US President Donald Trump signed an executive order in January threatening to pull funding for so-called "sanctuary cities" if they do not comply with federal immigration law
8/9 Trump and the travel ban
US President Donald Trump has attempted twice to restrict travel into the United States from several predominantly Muslim countries. The first attempt, in February, was met with swift opposition from protesters who flocked to airports around the country. That travel ban was later blocked by the Ninth Circuit Court of Appeals. The second ban was blocked by a federal judge a day before it was scheduled to be implemented in mid-March
SANDY HUFFAKER/AFP/Getty Images
9/9 Trump and climate change
US President Donald Trump sought to dismantle several of his predecessor's actions on climate change in March. His order instructed the Environmental Protection Agency to reevaluate the Clean Power Plan, which would cap power plant emissions
More passengers at Heathrow would suffer than anywhere else: it is the main European hub for transatlantic flights. A vast amount of extra security effort would be needed in order to ensure that passengers to every country except the US can take their iPads, laptops and Kindles into the cabin at normal, while those heading for New York, Miami and Los Angeles are deprived of their technological supports.
Heathrow and Gatwick, which also handles a lot of transatlantic traffic, are respectively the busiest two-runway and single-runway airports in the world. As many previous issues have shown, resilience in the event of disruption is a problem.
Passengers are likely to be dismayed at the prospect of a long flight without entertainment or the chance to work, and the impact on US tourism is likely to be significant. But security tends to overrule considerations about inbound tourism.
The Department of Homeland Security says: “Evaluated intelligence indicates that terrorist groups continue to target commercial aviation, to include smuggling explosive devices in various consumer items.” It cites as evidence “the 2016 attempted airliner downing in Somalia”, in which a bomb concealed in a laptop detonated in flight, killing only the perpetrator.
But in the latest edition of Aviation Security International, the editor, Philip Baum, points out: “An airport employee literally handed over the device to the passenger thereby circumventing the passenger screening system.
“Were there to be direct flights from Somalia to the UK or the US, the latest restrictions would have had no effect whatsoever; the only people to be inconvenienced would have been those law-abiding passengers who checked their laptops into the hold.”
He says the measures as presently imposed “defy common sense”.
But the Department for Homeland Security insists: “Our information indicates that terrorist groups’ efforts to execute an attack against the aviation sector are intensifying given that aviation attacks provide an opportunity to cause mass casualties and inflict significant economic damage, as well as generate overwhelming media coverage.”

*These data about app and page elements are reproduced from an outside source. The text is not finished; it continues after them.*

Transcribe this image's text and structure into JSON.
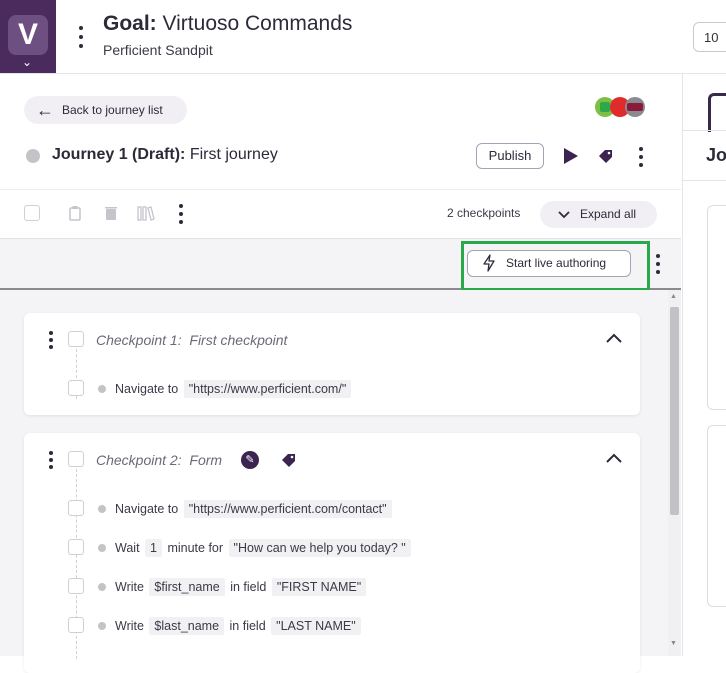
{
  "header": {
    "logo_letter": "V",
    "goal_label": "Goal:",
    "goal_name": "Virtuoso Commands",
    "project": "Perficient Sandpit",
    "right_box_text": "10"
  },
  "right_panel": {
    "title_fragment": "Jo"
  },
  "journey": {
    "back_label": "Back to journey list",
    "title_label": "Journey 1 (Draft):",
    "title_name": "First journey",
    "publish_label": "Publish",
    "avatar_colors": [
      "#7bc043",
      "#e02b2b",
      "#8a1a3a",
      "#9a9a9e"
    ]
  },
  "toolbar": {
    "checkpoints_count": "2 checkpoints",
    "expand_all_label": "Expand all"
  },
  "live_authoring": {
    "button_label": "Start live authoring",
    "highlight_color": "#2aa84a"
  },
  "checkpoints": [
    {
      "label": "Checkpoint 1:",
      "name": "First checkpoint",
      "steps": [
        {
          "verb": "Navigate to",
          "value": "\"https://www.perficient.com/\""
        }
      ]
    },
    {
      "label": "Checkpoint 2:",
      "name": "Form",
      "steps": [
        {
          "verb": "Navigate to",
          "value": "\"https://www.perficient.com/contact\""
        },
        {
          "verb": "Wait",
          "num": "1",
          "unit": "minute for",
          "value": "\"How can we help you today? \""
        },
        {
          "verb": "Write",
          "var": "$first_name",
          "mid": "in field",
          "value": "\"FIRST NAME\""
        },
        {
          "verb": "Write",
          "var": "$last_name",
          "mid": "in field",
          "value": "\"LAST NAME\""
        }
      ]
    }
  ]
}
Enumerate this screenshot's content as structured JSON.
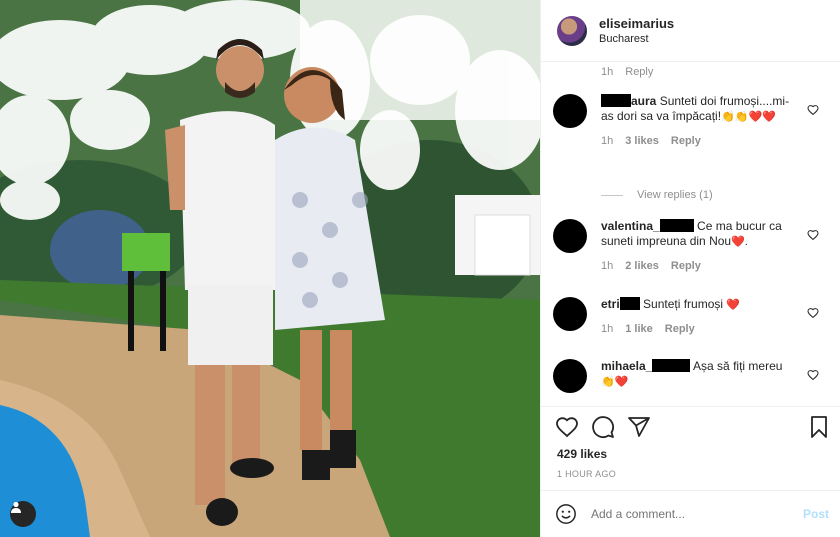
{
  "post": {
    "username": "eliseimarius",
    "location": "Bucharest"
  },
  "previous_comment": {
    "time": "1h",
    "reply_label": "Reply"
  },
  "comments": [
    {
      "user": "aura",
      "text": "Sunteti doi frumoși....mi- as dori sa va împăcați!",
      "emoji": "👏👏❤️❤️",
      "time": "1h",
      "likes": "3 likes",
      "reply_label": "Reply"
    },
    {
      "user": "valentina_",
      "text": "Ce ma bucur ca suneti impreuna din Nou",
      "emoji": "❤️.",
      "time": "1h",
      "likes": "2 likes",
      "reply_label": "Reply"
    },
    {
      "user": "etri",
      "text": "Sunteți frumoși",
      "emoji": "❤️",
      "time": "1h",
      "likes": "1 like",
      "reply_label": "Reply"
    },
    {
      "user": "mihaela_",
      "text": "Așa să fiți mereu",
      "emoji": "👏❤️",
      "time": "",
      "likes": "",
      "reply_label": ""
    }
  ],
  "view_replies": "View replies (1)",
  "actions": {
    "likes": "429 likes",
    "time_ago": "1 HOUR AGO"
  },
  "add_comment": {
    "placeholder": "Add a comment...",
    "post_label": "Post"
  },
  "colors": {
    "post_button_disabled": "#b2dffc",
    "meta_gray": "#8e8e8e",
    "heart_red": "#ed4956"
  },
  "icons": [
    "user-tag-icon",
    "heart-icon",
    "comment-icon",
    "share-icon",
    "bookmark-icon",
    "emoji-icon",
    "like-comment-icon"
  ]
}
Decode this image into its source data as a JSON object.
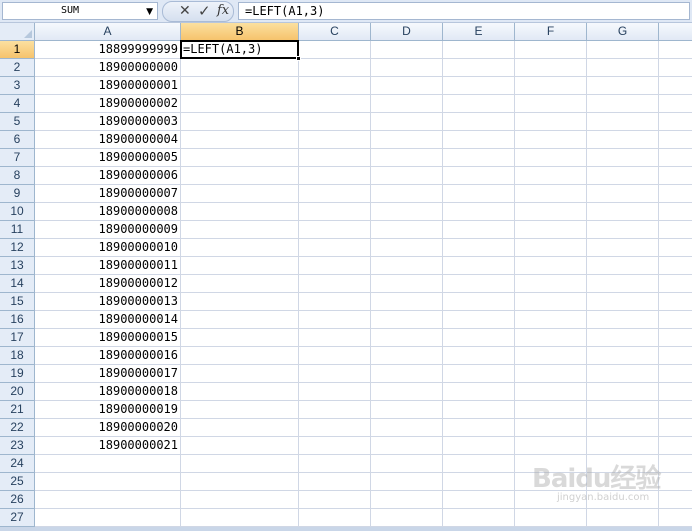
{
  "formula_bar": {
    "name_box": "SUM",
    "cancel_glyph": "✕",
    "enter_glyph": "✓",
    "fx_label": "fx",
    "formula": "=LEFT(A1,3)"
  },
  "columns": [
    "A",
    "B",
    "C",
    "D",
    "E",
    "F",
    "G"
  ],
  "rows": [
    "1",
    "2",
    "3",
    "4",
    "5",
    "6",
    "7",
    "8",
    "9",
    "10",
    "11",
    "12",
    "13",
    "14",
    "15",
    "16",
    "17",
    "18",
    "19",
    "20",
    "21",
    "22",
    "23",
    "24",
    "25",
    "26",
    "27"
  ],
  "column_a_values": [
    "18899999999",
    "18900000000",
    "18900000001",
    "18900000002",
    "18900000003",
    "18900000004",
    "18900000005",
    "18900000006",
    "18900000007",
    "18900000008",
    "18900000009",
    "18900000010",
    "18900000011",
    "18900000012",
    "18900000013",
    "18900000014",
    "18900000015",
    "18900000016",
    "18900000017",
    "18900000018",
    "18900000019",
    "18900000020",
    "18900000021"
  ],
  "active_cell": {
    "address": "B1",
    "content": "=LEFT(A1,3)"
  },
  "watermark": {
    "logo": "Baidu经验",
    "url": "jingyan.baidu.com"
  }
}
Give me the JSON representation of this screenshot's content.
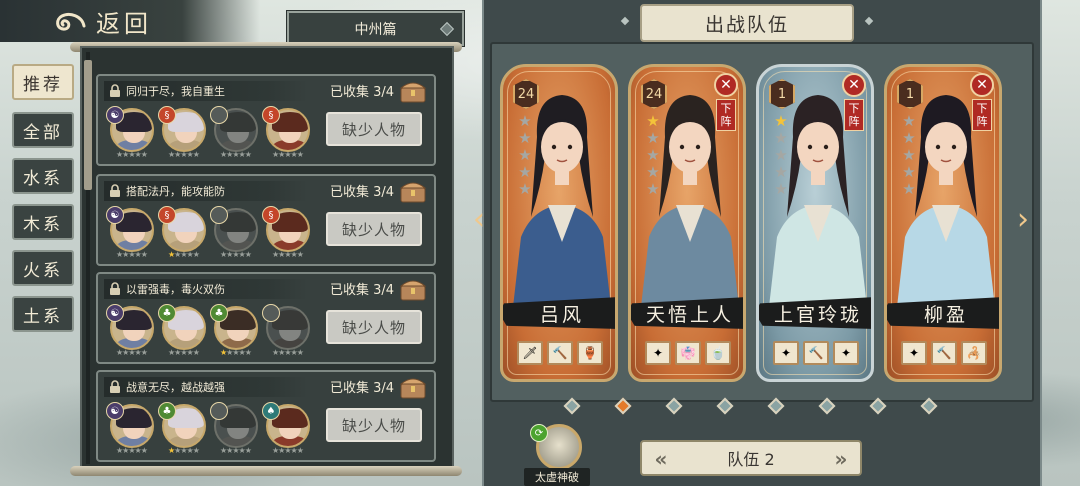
{
  "header": {
    "back_label": "返回",
    "chapter": "中州篇"
  },
  "tabs": [
    {
      "label": "推荐",
      "active": true
    },
    {
      "label": "全部",
      "active": false
    },
    {
      "label": "水系",
      "active": false
    },
    {
      "label": "木系",
      "active": false
    },
    {
      "label": "火系",
      "active": false
    },
    {
      "label": "土系",
      "active": false
    }
  ],
  "combos": [
    {
      "title": "同归于尽，我自重生",
      "collected": "已收集 3/4",
      "button": "缺少人物",
      "members": [
        {
          "element": "yin",
          "element_glyph": "☯",
          "owned": true,
          "stars": 0
        },
        {
          "element": "fire",
          "element_glyph": "§",
          "owned": true,
          "stars": 0
        },
        {
          "element": "none",
          "element_glyph": "",
          "owned": false,
          "stars": 0
        },
        {
          "element": "fire",
          "element_glyph": "§",
          "owned": true,
          "stars": 0
        }
      ]
    },
    {
      "title": "搭配法丹，能攻能防",
      "collected": "已收集 3/4",
      "button": "缺少人物",
      "members": [
        {
          "element": "yin",
          "element_glyph": "☯",
          "owned": true,
          "stars": 0
        },
        {
          "element": "fire",
          "element_glyph": "§",
          "owned": true,
          "stars": 1
        },
        {
          "element": "none",
          "element_glyph": "",
          "owned": false,
          "stars": 0
        },
        {
          "element": "fire",
          "element_glyph": "§",
          "owned": true,
          "stars": 0
        }
      ]
    },
    {
      "title": "以雷强毒，毒火双伤",
      "collected": "已收集 3/4",
      "button": "缺少人物",
      "members": [
        {
          "element": "yin",
          "element_glyph": "☯",
          "owned": true,
          "stars": 0
        },
        {
          "element": "wood",
          "element_glyph": "♣",
          "owned": true,
          "stars": 0
        },
        {
          "element": "wood",
          "element_glyph": "♣",
          "owned": true,
          "stars": 1
        },
        {
          "element": "none",
          "element_glyph": "",
          "owned": false,
          "stars": 0
        }
      ]
    },
    {
      "title": "战意无尽，越战越强",
      "collected": "已收集 3/4",
      "button": "缺少人物",
      "members": [
        {
          "element": "yin",
          "element_glyph": "☯",
          "owned": true,
          "stars": 0
        },
        {
          "element": "wood",
          "element_glyph": "♣",
          "owned": true,
          "stars": 1
        },
        {
          "element": "none",
          "element_glyph": "",
          "owned": false,
          "stars": 0
        },
        {
          "element": "water",
          "element_glyph": "♠",
          "owned": true,
          "stars": 0
        }
      ]
    }
  ],
  "team": {
    "title": "出战队伍",
    "switch_label": "队伍 2",
    "remove_label": "下阵",
    "cards": [
      {
        "name": "吕风",
        "level": "24",
        "stars": 0,
        "theme": "orange",
        "removable": false,
        "equips": [
          "🗡",
          "🔨",
          "🏺"
        ]
      },
      {
        "name": "天悟上人",
        "level": "24",
        "stars": 1,
        "theme": "orange",
        "removable": true,
        "equips": [
          "✦",
          "👘",
          "🍵"
        ]
      },
      {
        "name": "上官玲珑",
        "level": "1",
        "stars": 1,
        "theme": "blue",
        "removable": true,
        "equips": [
          "✦",
          "🔨",
          "✦"
        ]
      },
      {
        "name": "柳盈",
        "level": "1",
        "stars": 0,
        "theme": "orange",
        "removable": true,
        "equips": [
          "✦",
          "🔨",
          "🦂"
        ]
      }
    ],
    "page_dots": 8,
    "active_dot": 1,
    "skill_label": "太虚神破",
    "skill_badge": "⟳"
  }
}
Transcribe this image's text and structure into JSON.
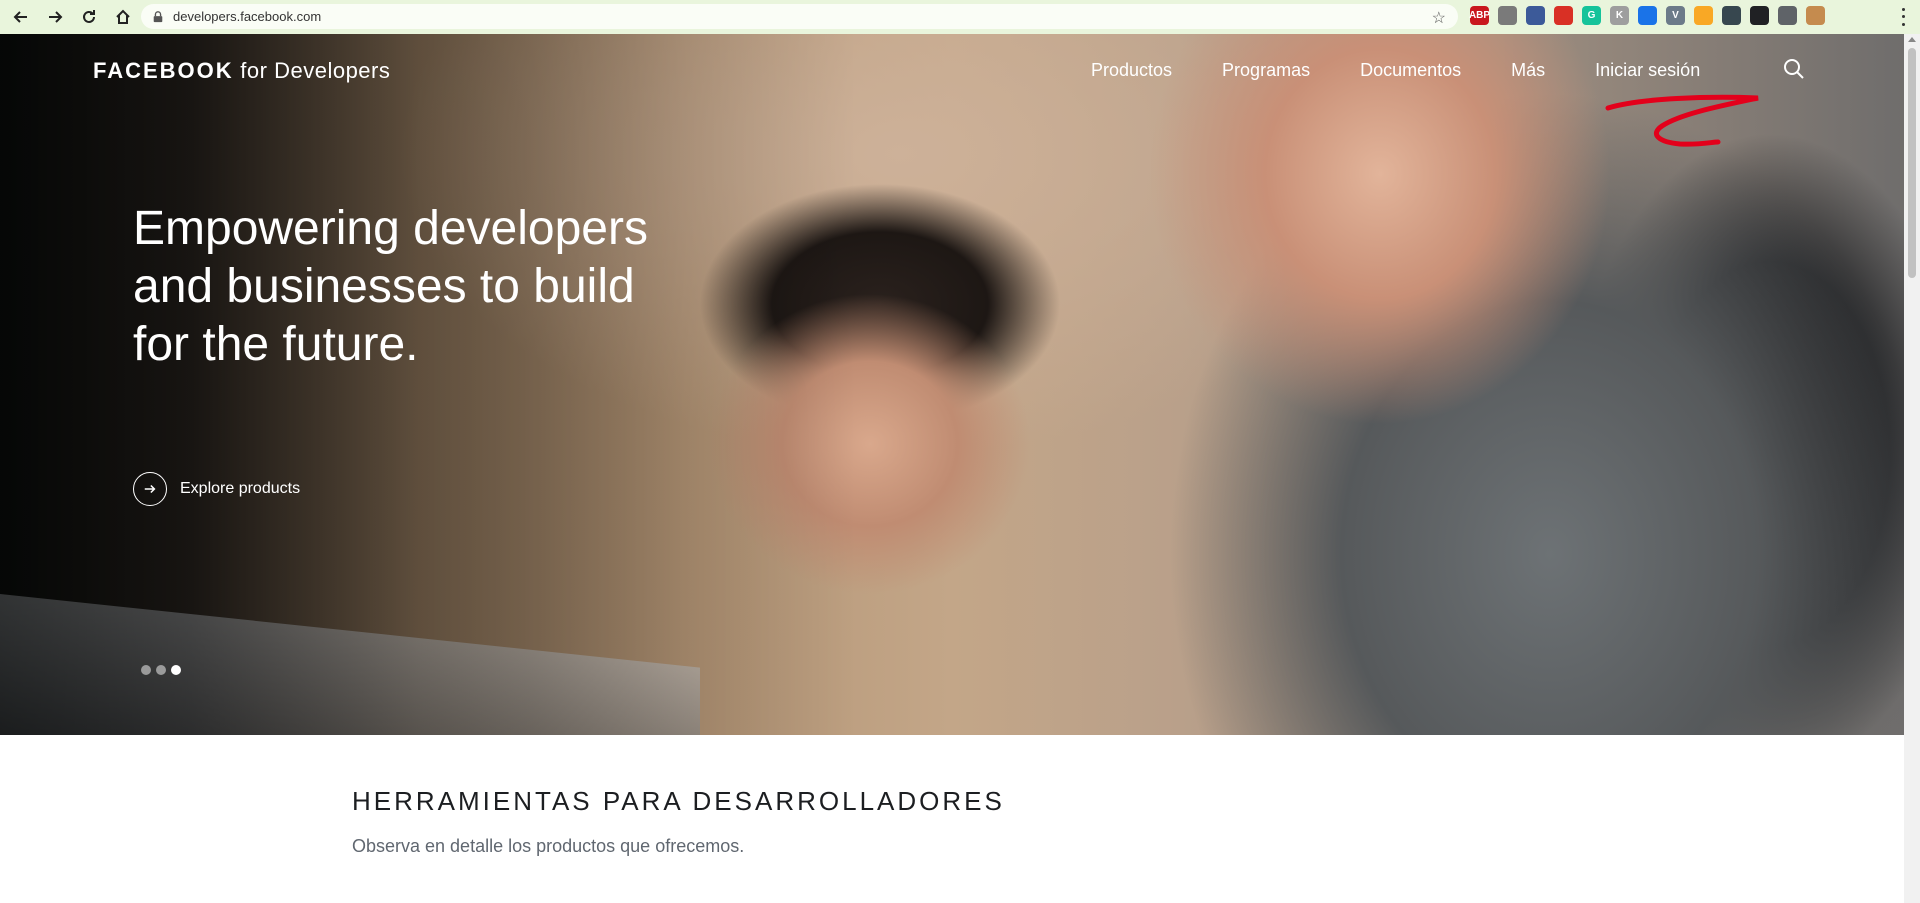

It is pledged to “adjust its security measures to ensure the highest levels of aviation security”. Which could spell a summer of disruption for transatlantic travellers.Reuse content